Fire personnel conduct a prescribed burn on Observatory Mesa in Flagstaff Nov. 2, 2021 as part of the Flagstaff Prescribed Fire Training Exchange.

Northern Arizona University’s Ecological Restoration Institute is taking the lead on an effort to map forest treatments across the country. The first-of-its-kind undertaking is designed to make the work more effective and lessen the threat of wildfire in the West.

The project called ReSHAPE will compile information across forest types from higher-elevation ponderosa pine to grasslands and chaparral. It’ll also assemble treatment data that spans federal, state, municipal and tribal land.

"Fire doesn’t care about an arbitrary land management boundary. It doesn’t care if it’s moving from state to federal and federal to state," says Andrew Sanchez-Meador, executive director of the Ecological Restoration Institute at NAU. "My hope is that we create something that’s useful, it integrates well with existing efforts, and that we can get some insights in terms of what types of treatments are effective.

Sanchez-Meador says the project arose from a lack of broad information about fuels treatments and their effectiveness, and mapping on this large a scale has never been attempted.

It brings together NAU’s restoration institute as well as those in New Mexico and Colorado, and last year received more than $16 million in federal infrastructure funding. Managers hope it’ll assist agencies as they thin western forests that are increasingly vulnerable to wildfire because of extreme drought and climate change.

The project is currently in the planning phase and is set to be rolled out next year.

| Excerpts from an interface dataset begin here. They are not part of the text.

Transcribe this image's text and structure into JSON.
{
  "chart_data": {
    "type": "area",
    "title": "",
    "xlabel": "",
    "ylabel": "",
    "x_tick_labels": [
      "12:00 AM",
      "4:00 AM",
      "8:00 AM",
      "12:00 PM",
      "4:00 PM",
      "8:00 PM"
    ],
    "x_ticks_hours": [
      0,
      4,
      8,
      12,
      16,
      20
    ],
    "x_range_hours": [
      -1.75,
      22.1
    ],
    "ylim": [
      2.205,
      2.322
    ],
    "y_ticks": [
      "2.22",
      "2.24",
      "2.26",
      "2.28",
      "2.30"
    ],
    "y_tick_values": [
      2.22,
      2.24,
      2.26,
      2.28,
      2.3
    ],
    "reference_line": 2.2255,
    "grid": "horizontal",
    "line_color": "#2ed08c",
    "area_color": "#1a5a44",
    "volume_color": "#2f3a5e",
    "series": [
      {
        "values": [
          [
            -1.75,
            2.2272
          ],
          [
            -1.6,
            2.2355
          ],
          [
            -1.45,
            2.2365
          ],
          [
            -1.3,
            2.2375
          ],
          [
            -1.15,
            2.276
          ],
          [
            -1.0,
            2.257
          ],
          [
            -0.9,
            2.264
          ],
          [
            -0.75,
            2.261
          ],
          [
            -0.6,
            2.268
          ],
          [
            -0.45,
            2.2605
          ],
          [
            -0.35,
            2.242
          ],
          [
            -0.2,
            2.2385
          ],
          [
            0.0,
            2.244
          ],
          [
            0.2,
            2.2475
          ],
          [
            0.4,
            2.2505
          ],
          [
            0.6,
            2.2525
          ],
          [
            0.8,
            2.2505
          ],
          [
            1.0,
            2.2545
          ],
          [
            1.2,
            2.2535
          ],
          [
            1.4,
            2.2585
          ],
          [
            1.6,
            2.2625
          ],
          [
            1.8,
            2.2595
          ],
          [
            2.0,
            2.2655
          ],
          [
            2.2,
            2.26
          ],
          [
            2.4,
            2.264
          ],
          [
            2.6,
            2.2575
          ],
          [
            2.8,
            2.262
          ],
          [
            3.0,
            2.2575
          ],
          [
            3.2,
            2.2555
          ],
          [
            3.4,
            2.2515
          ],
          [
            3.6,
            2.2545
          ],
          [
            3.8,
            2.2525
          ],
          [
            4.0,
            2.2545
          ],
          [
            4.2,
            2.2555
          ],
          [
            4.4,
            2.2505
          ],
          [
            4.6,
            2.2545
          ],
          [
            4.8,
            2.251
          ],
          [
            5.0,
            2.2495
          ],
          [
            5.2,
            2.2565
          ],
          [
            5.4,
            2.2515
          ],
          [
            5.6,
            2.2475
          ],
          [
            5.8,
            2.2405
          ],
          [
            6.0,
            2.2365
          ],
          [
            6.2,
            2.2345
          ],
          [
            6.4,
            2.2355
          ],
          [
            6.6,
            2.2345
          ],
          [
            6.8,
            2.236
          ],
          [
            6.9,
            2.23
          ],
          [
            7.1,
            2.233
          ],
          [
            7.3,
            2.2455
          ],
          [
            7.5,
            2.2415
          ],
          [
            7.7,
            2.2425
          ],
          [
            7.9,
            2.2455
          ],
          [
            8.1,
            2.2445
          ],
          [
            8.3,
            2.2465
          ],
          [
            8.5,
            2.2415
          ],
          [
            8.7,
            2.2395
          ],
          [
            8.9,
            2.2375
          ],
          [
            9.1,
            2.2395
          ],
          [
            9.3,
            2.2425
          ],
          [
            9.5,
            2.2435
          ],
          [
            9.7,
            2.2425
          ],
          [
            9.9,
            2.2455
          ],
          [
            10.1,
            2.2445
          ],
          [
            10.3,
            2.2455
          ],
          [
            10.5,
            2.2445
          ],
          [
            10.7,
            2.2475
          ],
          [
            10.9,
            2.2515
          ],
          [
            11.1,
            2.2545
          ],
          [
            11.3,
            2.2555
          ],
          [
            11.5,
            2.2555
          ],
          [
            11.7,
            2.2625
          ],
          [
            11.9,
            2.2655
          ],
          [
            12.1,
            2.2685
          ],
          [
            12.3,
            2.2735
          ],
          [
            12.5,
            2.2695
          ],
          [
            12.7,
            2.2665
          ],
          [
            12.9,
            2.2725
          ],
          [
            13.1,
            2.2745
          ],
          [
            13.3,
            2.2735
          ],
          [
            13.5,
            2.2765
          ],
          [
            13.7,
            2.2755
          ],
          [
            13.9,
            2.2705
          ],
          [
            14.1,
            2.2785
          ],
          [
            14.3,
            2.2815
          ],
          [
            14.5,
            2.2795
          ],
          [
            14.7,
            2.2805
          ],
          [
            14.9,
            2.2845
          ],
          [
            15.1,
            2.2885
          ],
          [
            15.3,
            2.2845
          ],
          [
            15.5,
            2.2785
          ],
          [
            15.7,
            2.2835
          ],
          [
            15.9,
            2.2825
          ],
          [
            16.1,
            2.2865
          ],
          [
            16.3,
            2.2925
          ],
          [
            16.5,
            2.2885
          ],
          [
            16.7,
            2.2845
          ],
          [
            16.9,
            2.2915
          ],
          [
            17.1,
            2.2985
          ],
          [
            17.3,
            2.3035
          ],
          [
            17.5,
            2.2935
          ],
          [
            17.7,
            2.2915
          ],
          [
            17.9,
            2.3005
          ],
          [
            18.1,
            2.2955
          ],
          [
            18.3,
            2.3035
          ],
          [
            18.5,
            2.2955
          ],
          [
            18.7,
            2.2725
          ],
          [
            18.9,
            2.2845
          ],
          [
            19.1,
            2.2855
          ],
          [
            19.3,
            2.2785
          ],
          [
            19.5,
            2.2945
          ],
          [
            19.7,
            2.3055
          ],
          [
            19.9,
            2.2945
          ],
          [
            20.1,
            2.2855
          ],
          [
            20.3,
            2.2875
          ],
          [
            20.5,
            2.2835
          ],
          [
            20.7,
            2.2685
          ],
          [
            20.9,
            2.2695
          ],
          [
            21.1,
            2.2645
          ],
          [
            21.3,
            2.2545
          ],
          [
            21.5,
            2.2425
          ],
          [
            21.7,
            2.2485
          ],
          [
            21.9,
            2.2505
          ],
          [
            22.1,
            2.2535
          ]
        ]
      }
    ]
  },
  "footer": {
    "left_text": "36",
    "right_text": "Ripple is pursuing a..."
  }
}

Ryan joined KNAU's newsroom as executive producer in 2013. He covers a broad range of stories from local, state and tribal politics to education, economy, energy and public lands issues, and frequently interviews internationally known and regional musicians. Ryan is an Edward R. Murrow Award winner and a frequent contributor to NPR.